Work request:
Repeat the records verbatim and leave the pictures out of your copy.

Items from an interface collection
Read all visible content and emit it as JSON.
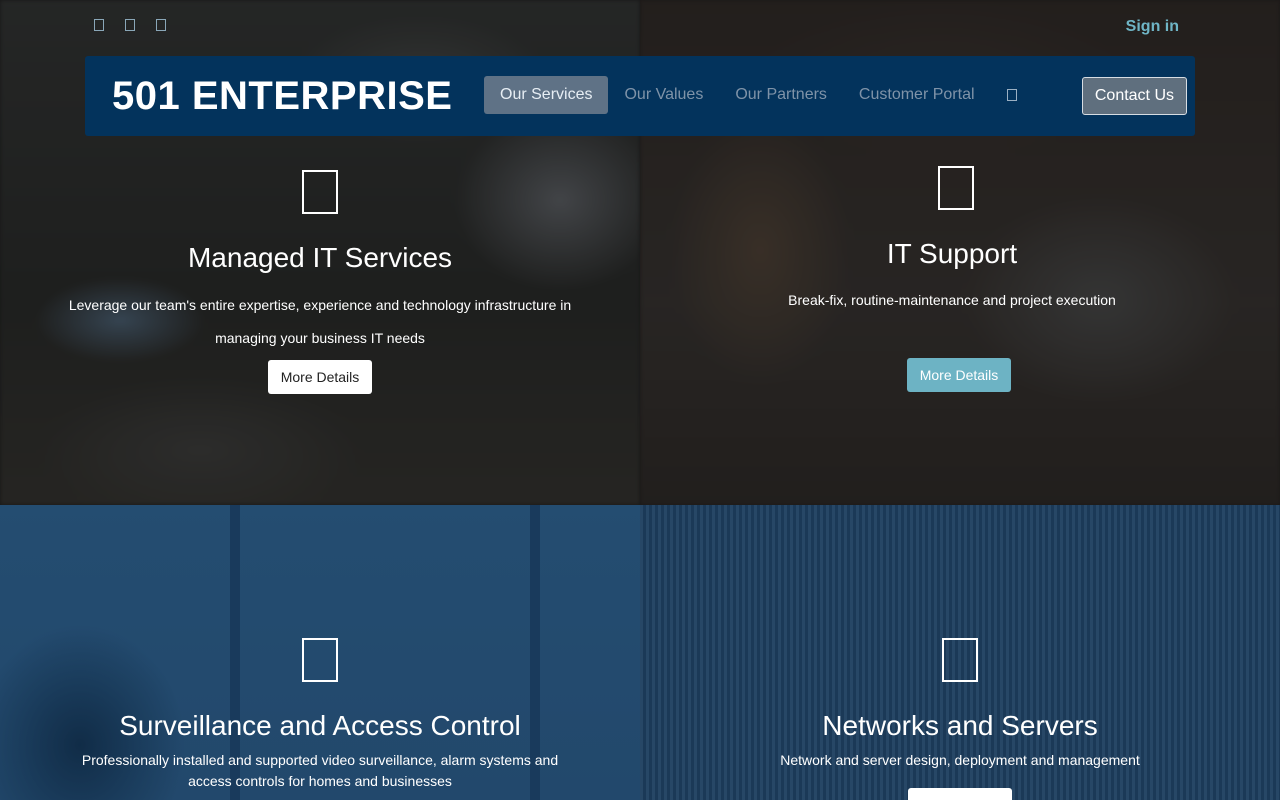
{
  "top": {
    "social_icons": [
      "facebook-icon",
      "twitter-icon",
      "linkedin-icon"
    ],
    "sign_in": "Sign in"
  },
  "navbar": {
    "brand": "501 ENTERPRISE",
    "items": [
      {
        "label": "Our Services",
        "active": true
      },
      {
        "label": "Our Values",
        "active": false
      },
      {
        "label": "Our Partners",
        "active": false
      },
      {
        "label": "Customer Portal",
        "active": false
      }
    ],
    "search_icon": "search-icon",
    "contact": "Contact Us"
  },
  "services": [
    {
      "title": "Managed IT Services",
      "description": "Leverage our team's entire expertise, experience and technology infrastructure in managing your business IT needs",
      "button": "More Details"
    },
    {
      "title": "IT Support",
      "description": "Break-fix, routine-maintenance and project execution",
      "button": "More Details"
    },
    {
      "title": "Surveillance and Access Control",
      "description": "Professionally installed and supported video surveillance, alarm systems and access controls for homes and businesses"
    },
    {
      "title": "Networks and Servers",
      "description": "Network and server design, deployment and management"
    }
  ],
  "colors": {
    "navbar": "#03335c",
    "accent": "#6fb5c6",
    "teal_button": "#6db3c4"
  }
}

Response to the task:
Read all visible content and emit it as JSON.
{
  "top": {
    "social_icons": [
      "facebook-icon",
      "twitter-icon",
      "linkedin-icon"
    ],
    "sign_in": "Sign in"
  },
  "navbar": {
    "brand": "501 ENTERPRISE",
    "items": [
      {
        "label": "Our Services",
        "active": true
      },
      {
        "label": "Our Values",
        "active": false
      },
      {
        "label": "Our Partners",
        "active": false
      },
      {
        "label": "Customer Portal",
        "active": false
      }
    ],
    "search_icon": "search-icon",
    "contact": "Contact Us"
  },
  "services": [
    {
      "title": "Managed IT Services",
      "description": "Leverage our team's entire expertise, experience and technology infrastructure in managing your business IT needs",
      "button": "More Details"
    },
    {
      "title": "IT Support",
      "description": "Break-fix, routine-maintenance and project execution",
      "button": "More Details"
    },
    {
      "title": "Surveillance and Access Control",
      "description": "Professionally installed and supported video surveillance, alarm systems and access controls for homes and businesses"
    },
    {
      "title": "Networks and Servers",
      "description": "Network and server design, deployment and management"
    }
  ],
  "colors": {
    "navbar": "#03335c",
    "accent": "#6fb5c6",
    "teal_button": "#6db3c4"
  }
}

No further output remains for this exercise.